Jeff Atwood (Coding Horror fame) was in for a horror when he realized that his server crashed and his data was gone and due to some reason, the backup mechanism was not working. The complete data in Coding Horror and the StackOverflow blog disappeared.
Since his blog is very popular, many archiving systems including the Google cache have copies of the pages and I hope that they have by now recovered the complete textual data. The biggest problem in this case is getting back the images. There are not many archiving services that may have the complete backup of the images in the website.
So what should Jeff do now?
Since Coding horror is a high traffic blog, I think there is a way to get back at least some of the images. (The probability of this working depends a lot on the traffic to the website and a bit of luck)
Here are the steps:
- Configure the web server to return 304 for every image request. The HTTP status code 304 means that the file is not modified and this means that the browser will fetch the file from its cache if it is present there. (credit: this SuperUser answer)
- In every page in the website, add a small script to capture the image data and send it to the server.
- Save the image data in the server.
- Convert the pixel data to get the original images.Voila!
Capturing the image data
We are going to use the Canvas functionality in HTML 5 to get back the image data.
Here is the code you should insert into the pages of the website. It gets all the images in the current page, loads it to the HTML Canvas, gets the pixel data for the image and sends it to the server through an Ajax post.
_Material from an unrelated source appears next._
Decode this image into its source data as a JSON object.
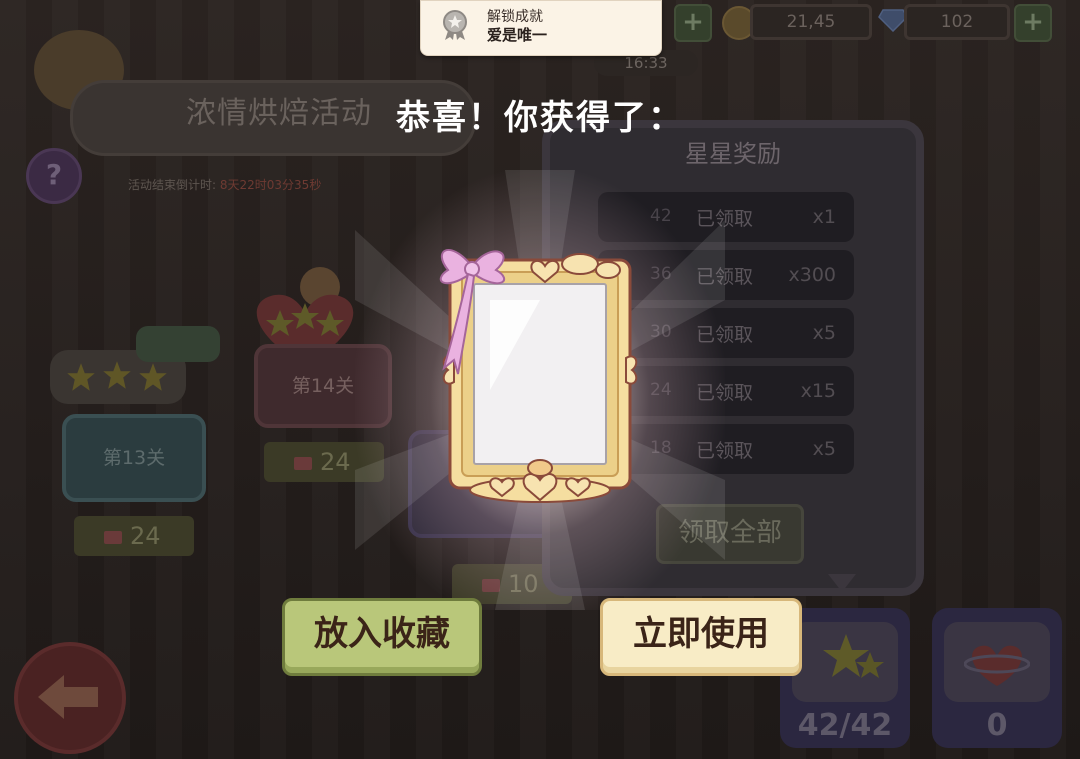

This PHP script (Can PHP rescue Jeff? To be fair, the server side code is trivial) saves the data to files in the server. Note that the files themselves will not be images, they will just contain the pixel data of the images. In addition to this, we are also saving the original file name and the image dimensions. This means that we can easily reconstruct the original images from this data. Data from every visitor is saved in a different file to just to make sure that you have enough redundancy (Watch out for his redundancy filling up your server disks)
Remember that this is a proof of concept code. You will have to modify it to use it in regular production environments and to get some real use from it. There are many limitations to this code. It goes without saying that you will get the image data back from the users only if they have the images cached in their browsers. This script will work only in the latest versions of Chrome, Firefox, Safari, Opera etc. (Don’t ever expect it to work in IE for the next decade). In addition to this, remember that the pixel data will be many times bigger than the original file size and you may have to carefully analyze the disk space usage of this script. (I guess in an emergency, none of these really matters).
You should edit the post URL in the script to match your domain name.
Finally, I have tested the code and it seems to be working (for me, at least). You need to include JQuery in the pages using this script and remember that due to security restrictions in the browsers, you will have to place all these files under the same domain name. Please tell me if there are any other flaws in the code.
[Updated: code changes to reduce the file size by 50%. The decimal numbers were converted to hex and the spaces in between the numbers removed. The file sizes can be further reduced by using the full character set.]